I save the better logs I cut around our property to make boards, and here you can see my stash of mostly white oak boards.
I pulled one and ran it through the planer after cutting it down.
I cut the board down to make the frame pieces, and also the internal cutting board, then glued and nailed up the frame. I then spaced and drilled a series of holes to weave the wire in.
I did not buy any special wire since this was just a prototype, but I did have some steel wire on hand I use for repairs, and it worked great.
After cleaning up the boards I oiled them with some olive oil I had on hand and you can see the result here. It was an acceptable finish for this little project. Here is the test cut in action. It worked exactly as planned.
In the construction process, we learned we needed to build an apron to facilitate entry and exit from our property. The apron provides a transition from the road, to the driveway / field and cleans the mud off from tires as well. to build this, we had to excavate a foot +/1 to cut through the top layer of dirt and get to the clay base, then fill it with tire scrubber rocks.
We learned a couple of key things in this process.
An apron is important and needs to be planned for (whoops, missed this at first)
Excavation can be done pretty easily on this with a tractor and bucket, no expert help needed (cost savings)
When ordering the tire scrubber rock, be sure to be clear about the grade of rock you are getting. We were not clear enough on this and ended up picking out re-bar and some scrap metal from the end result.
Pick out any scrap metal from the final product.
If you did not get a driveway permit, your township may take offense and ask for one, viewing this as a driveway…
Our Alpaca were coming and we had no facilities for them, as it was something of a surprise the way it came together.
Fortunately, they were coming on a day I had off from work and so Tommy and I ran to the store for some supplies and went to work. Here we have our generator and tools set out and are starting to lay out the simple framing. Our plan was a small 4×8 feed shed with a hay rack.
We built the base up on landscaping timbers to both keep it off the ground and also to allow us to move it more easily with the tractor. Tommy was running the screw gun on this and did a great job.
The hay rack was made by ripping down 2x4s into strips, then making the lattice on a frame cut at an angle to allow for hay to load up, while still being strong enough to support the Llama and alpacas sticking their heads in it. So far it has worked out great. We built the whole house and feed rack for about the cost of buying a ready made feed rack, so it was a pretty significant savings and not that much effort.

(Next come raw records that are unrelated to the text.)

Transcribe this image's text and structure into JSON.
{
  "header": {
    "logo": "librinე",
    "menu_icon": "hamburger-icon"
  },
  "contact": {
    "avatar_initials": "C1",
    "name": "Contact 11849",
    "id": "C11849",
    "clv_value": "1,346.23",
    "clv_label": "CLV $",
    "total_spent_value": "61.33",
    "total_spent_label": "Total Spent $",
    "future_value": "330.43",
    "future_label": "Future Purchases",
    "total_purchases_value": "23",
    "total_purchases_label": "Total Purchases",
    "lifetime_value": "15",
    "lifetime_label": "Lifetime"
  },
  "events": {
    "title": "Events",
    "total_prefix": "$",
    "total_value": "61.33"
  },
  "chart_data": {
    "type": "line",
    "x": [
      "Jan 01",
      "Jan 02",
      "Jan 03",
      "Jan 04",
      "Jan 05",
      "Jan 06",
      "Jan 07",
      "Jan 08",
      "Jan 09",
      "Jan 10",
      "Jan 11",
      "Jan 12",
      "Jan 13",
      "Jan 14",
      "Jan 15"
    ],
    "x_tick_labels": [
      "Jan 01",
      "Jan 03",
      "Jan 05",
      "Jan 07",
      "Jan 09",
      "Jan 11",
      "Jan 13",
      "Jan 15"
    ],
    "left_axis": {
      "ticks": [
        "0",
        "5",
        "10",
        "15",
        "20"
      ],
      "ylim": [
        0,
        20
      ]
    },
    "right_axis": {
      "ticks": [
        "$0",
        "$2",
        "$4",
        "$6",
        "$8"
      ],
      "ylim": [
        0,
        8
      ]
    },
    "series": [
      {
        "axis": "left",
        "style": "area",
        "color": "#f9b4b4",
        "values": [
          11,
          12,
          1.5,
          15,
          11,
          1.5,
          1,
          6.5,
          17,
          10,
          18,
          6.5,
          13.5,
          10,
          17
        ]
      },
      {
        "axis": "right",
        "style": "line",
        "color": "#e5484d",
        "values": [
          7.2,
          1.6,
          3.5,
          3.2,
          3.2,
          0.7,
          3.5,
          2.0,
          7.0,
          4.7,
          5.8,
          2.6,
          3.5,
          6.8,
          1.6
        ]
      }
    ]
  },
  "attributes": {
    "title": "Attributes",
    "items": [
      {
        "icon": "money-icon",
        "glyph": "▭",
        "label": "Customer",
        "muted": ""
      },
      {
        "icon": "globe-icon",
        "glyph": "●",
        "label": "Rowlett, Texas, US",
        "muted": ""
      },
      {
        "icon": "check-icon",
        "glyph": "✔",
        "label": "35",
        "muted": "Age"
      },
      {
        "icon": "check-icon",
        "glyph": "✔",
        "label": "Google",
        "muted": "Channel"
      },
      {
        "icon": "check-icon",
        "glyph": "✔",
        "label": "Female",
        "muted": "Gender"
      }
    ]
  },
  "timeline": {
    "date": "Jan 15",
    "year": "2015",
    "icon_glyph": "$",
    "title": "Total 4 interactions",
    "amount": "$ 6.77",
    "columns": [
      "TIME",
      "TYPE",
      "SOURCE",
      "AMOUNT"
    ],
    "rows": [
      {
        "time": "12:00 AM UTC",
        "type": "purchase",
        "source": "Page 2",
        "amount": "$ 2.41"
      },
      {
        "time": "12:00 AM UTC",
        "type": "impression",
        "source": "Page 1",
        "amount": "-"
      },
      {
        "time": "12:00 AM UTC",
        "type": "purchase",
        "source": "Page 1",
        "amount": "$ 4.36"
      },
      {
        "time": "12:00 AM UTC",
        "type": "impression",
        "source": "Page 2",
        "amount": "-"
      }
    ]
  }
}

The alpaca like to lounge in the house as well as eat there, and it provides sufficient cover to get out of the elements with the over hang.
One of the first things we made when we got birds, was a little entertainment for them. They like to roost, even as babies. Jessica looked on line and we were both surprised at the costs for these little accessories. I whipped up a few models in my shop to see how they worked and the birds really seemed to go for them.
These were very effective when they were little and we scaled the idea up as the birds grew, from just a couple of inches off the ground, to about 18 inches and now we have birds roosting in the rafters of our barn!
I tried a few ideas as you can see here, from blocking on a 45, to ladder cutting like a stringer for stairs. They all worked well, but the ladder approach seems best for the small applications.
Leave plenty of room for each bird to roost on a level without interfering with the one below it.
Ensure there is sufficient off set to avoid raining poop
A poop tray under the roost is a great addition for clean up.
Ensure the ladder is balanced with a ground extension to prevent tipping, unless it is otherwise fastened down.